_What needs to be done_.
Output a faithful copy of the entries, every picture removed.

(Page and application data records)
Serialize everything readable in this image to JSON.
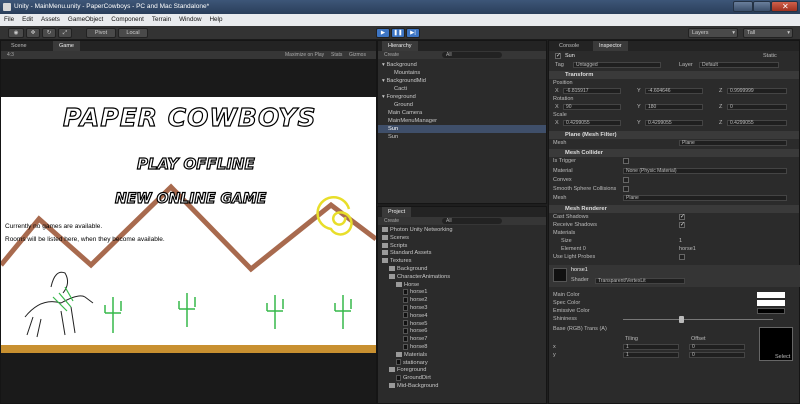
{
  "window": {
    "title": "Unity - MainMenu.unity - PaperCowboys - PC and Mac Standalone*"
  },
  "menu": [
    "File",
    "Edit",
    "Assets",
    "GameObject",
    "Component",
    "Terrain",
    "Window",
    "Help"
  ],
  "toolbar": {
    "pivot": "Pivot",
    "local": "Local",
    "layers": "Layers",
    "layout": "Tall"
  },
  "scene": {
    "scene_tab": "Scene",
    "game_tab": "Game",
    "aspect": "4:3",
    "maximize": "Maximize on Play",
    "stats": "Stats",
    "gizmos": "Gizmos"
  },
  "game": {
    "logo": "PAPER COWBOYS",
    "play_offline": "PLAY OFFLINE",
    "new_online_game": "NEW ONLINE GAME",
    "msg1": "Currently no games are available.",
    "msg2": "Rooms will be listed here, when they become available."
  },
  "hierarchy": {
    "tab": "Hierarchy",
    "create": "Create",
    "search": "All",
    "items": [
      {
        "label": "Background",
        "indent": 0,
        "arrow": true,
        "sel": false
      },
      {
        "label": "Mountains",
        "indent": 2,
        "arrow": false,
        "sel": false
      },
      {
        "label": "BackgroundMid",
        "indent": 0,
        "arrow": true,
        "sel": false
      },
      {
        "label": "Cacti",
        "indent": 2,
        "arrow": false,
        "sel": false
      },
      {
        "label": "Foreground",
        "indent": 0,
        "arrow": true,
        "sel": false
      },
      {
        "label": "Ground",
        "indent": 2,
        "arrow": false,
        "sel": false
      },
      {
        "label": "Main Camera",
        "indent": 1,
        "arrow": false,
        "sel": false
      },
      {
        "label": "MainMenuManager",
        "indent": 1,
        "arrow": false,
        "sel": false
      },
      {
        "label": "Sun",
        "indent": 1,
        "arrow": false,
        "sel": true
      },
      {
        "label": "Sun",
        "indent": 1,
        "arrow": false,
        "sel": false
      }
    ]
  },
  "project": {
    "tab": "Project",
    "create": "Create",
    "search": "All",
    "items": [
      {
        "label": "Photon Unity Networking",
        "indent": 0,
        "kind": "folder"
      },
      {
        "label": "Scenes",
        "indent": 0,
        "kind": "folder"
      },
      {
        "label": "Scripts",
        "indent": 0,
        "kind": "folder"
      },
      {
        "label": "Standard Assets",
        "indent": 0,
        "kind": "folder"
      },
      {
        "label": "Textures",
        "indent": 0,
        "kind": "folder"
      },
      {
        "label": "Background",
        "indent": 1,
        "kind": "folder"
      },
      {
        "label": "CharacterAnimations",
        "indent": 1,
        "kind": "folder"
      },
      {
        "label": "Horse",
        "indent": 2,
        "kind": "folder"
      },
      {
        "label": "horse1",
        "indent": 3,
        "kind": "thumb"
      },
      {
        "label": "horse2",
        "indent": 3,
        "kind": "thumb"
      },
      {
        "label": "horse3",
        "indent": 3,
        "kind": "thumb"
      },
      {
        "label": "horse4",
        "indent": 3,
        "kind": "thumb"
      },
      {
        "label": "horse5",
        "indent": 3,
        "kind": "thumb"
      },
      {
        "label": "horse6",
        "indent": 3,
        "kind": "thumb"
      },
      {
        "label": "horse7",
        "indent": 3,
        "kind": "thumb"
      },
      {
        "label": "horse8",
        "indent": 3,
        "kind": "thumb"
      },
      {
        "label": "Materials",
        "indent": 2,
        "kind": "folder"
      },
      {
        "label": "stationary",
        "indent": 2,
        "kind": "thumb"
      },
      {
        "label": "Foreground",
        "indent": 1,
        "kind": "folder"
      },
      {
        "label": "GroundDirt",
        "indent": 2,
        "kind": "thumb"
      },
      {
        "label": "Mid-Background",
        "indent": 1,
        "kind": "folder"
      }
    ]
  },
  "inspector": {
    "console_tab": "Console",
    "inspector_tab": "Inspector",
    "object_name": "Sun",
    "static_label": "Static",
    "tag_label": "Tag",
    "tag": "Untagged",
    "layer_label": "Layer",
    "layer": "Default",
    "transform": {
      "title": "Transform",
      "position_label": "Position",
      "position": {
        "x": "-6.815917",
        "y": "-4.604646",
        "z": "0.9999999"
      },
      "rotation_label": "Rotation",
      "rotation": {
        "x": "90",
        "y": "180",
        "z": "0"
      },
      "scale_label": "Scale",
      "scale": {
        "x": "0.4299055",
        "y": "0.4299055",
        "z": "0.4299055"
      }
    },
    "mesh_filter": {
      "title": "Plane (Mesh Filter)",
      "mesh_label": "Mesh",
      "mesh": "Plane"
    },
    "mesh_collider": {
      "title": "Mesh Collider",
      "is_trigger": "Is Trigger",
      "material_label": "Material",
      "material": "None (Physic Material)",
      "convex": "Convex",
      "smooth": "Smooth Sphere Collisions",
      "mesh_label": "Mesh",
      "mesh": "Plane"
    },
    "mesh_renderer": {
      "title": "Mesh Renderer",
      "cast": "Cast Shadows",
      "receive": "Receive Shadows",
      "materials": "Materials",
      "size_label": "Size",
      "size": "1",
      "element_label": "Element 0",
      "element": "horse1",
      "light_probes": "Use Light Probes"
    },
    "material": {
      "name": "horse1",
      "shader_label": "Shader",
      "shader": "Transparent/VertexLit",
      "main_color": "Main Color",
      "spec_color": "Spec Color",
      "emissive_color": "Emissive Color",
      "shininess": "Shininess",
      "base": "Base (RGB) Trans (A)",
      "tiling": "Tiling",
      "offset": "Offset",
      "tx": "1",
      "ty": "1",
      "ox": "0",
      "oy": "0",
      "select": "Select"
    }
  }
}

_Exercise response_.
Serialize everything readable in this image to JSON.
{
  "window": {
    "title": "Unity - MainMenu.unity - PaperCowboys - PC and Mac Standalone*"
  },
  "menu": [
    "File",
    "Edit",
    "Assets",
    "GameObject",
    "Component",
    "Terrain",
    "Window",
    "Help"
  ],
  "toolbar": {
    "pivot": "Pivot",
    "local": "Local",
    "layers": "Layers",
    "layout": "Tall"
  },
  "scene": {
    "scene_tab": "Scene",
    "game_tab": "Game",
    "aspect": "4:3",
    "maximize": "Maximize on Play",
    "stats": "Stats",
    "gizmos": "Gizmos"
  },
  "game": {
    "logo": "PAPER COWBOYS",
    "play_offline": "PLAY OFFLINE",
    "new_online_game": "NEW ONLINE GAME",
    "msg1": "Currently no games are available.",
    "msg2": "Rooms will be listed here, when they become available."
  },
  "hierarchy": {
    "tab": "Hierarchy",
    "create": "Create",
    "search": "All",
    "items": [
      {
        "label": "Background",
        "indent": 0,
        "arrow": true,
        "sel": false
      },
      {
        "label": "Mountains",
        "indent": 2,
        "arrow": false,
        "sel": false
      },
      {
        "label": "BackgroundMid",
        "indent": 0,
        "arrow": true,
        "sel": false
      },
      {
        "label": "Cacti",
        "indent": 2,
        "arrow": false,
        "sel": false
      },
      {
        "label": "Foreground",
        "indent": 0,
        "arrow": true,
        "sel": false
      },
      {
        "label": "Ground",
        "indent": 2,
        "arrow": false,
        "sel": false
      },
      {
        "label": "Main Camera",
        "indent": 1,
        "arrow": false,
        "sel": false
      },
      {
        "label": "MainMenuManager",
        "indent": 1,
        "arrow": false,
        "sel": false
      },
      {
        "label": "Sun",
        "indent": 1,
        "arrow": false,
        "sel": true
      },
      {
        "label": "Sun",
        "indent": 1,
        "arrow": false,
        "sel": false
      }
    ]
  },
  "project": {
    "tab": "Project",
    "create": "Create",
    "search": "All",
    "items": [
      {
        "label": "Photon Unity Networking",
        "indent": 0,
        "kind": "folder"
      },
      {
        "label": "Scenes",
        "indent": 0,
        "kind": "folder"
      },
      {
        "label": "Scripts",
        "indent": 0,
        "kind": "folder"
      },
      {
        "label": "Standard Assets",
        "indent": 0,
        "kind": "folder"
      },
      {
        "label": "Textures",
        "indent": 0,
        "kind": "folder"
      },
      {
        "label": "Background",
        "indent": 1,
        "kind": "folder"
      },
      {
        "label": "CharacterAnimations",
        "indent": 1,
        "kind": "folder"
      },
      {
        "label": "Horse",
        "indent": 2,
        "kind": "folder"
      },
      {
        "label": "horse1",
        "indent": 3,
        "kind": "thumb"
      },
      {
        "label": "horse2",
        "indent": 3,
        "kind": "thumb"
      },
      {
        "label": "horse3",
        "indent": 3,
        "kind": "thumb"
      },
      {
        "label": "horse4",
        "indent": 3,
        "kind": "thumb"
      },
      {
        "label": "horse5",
        "indent": 3,
        "kind": "thumb"
      },
      {
        "label": "horse6",
        "indent": 3,
        "kind": "thumb"
      },
      {
        "label": "horse7",
        "indent": 3,
        "kind": "thumb"
      },
      {
        "label": "horse8",
        "indent": 3,
        "kind": "thumb"
      },
      {
        "label": "Materials",
        "indent": 2,
        "kind": "folder"
      },
      {
        "label": "stationary",
        "indent": 2,
        "kind": "thumb"
      },
      {
        "label": "Foreground",
        "indent": 1,
        "kind": "folder"
      },
      {
        "label": "GroundDirt",
        "indent": 2,
        "kind": "thumb"
      },
      {
        "label": "Mid-Background",
        "indent": 1,
        "kind": "folder"
      }
    ]
  },
  "inspector": {
    "console_tab": "Console",
    "inspector_tab": "Inspector",
    "object_name": "Sun",
    "static_label": "Static",
    "tag_label": "Tag",
    "tag": "Untagged",
    "layer_label": "Layer",
    "layer": "Default",
    "transform": {
      "title": "Transform",
      "position_label": "Position",
      "position": {
        "x": "-6.815917",
        "y": "-4.604646",
        "z": "0.9999999"
      },
      "rotation_label": "Rotation",
      "rotation": {
        "x": "90",
        "y": "180",
        "z": "0"
      },
      "scale_label": "Scale",
      "scale": {
        "x": "0.4299055",
        "y": "0.4299055",
        "z": "0.4299055"
      }
    },
    "mesh_filter": {
      "title": "Plane (Mesh Filter)",
      "mesh_label": "Mesh",
      "mesh": "Plane"
    },
    "mesh_collider": {
      "title": "Mesh Collider",
      "is_trigger": "Is Trigger",
      "material_label": "Material",
      "material": "None (Physic Material)",
      "convex": "Convex",
      "smooth": "Smooth Sphere Collisions",
      "mesh_label": "Mesh",
      "mesh": "Plane"
    },
    "mesh_renderer": {
      "title": "Mesh Renderer",
      "cast": "Cast Shadows",
      "receive": "Receive Shadows",
      "materials": "Materials",
      "size_label": "Size",
      "size": "1",
      "element_label": "Element 0",
      "element": "horse1",
      "light_probes": "Use Light Probes"
    },
    "material": {
      "name": "horse1",
      "shader_label": "Shader",
      "shader": "Transparent/VertexLit",
      "main_color": "Main Color",
      "spec_color": "Spec Color",
      "emissive_color": "Emissive Color",
      "shininess": "Shininess",
      "base": "Base (RGB) Trans (A)",
      "tiling": "Tiling",
      "offset": "Offset",
      "tx": "1",
      "ty": "1",
      "ox": "0",
      "oy": "0",
      "select": "Select"
    }
  }
}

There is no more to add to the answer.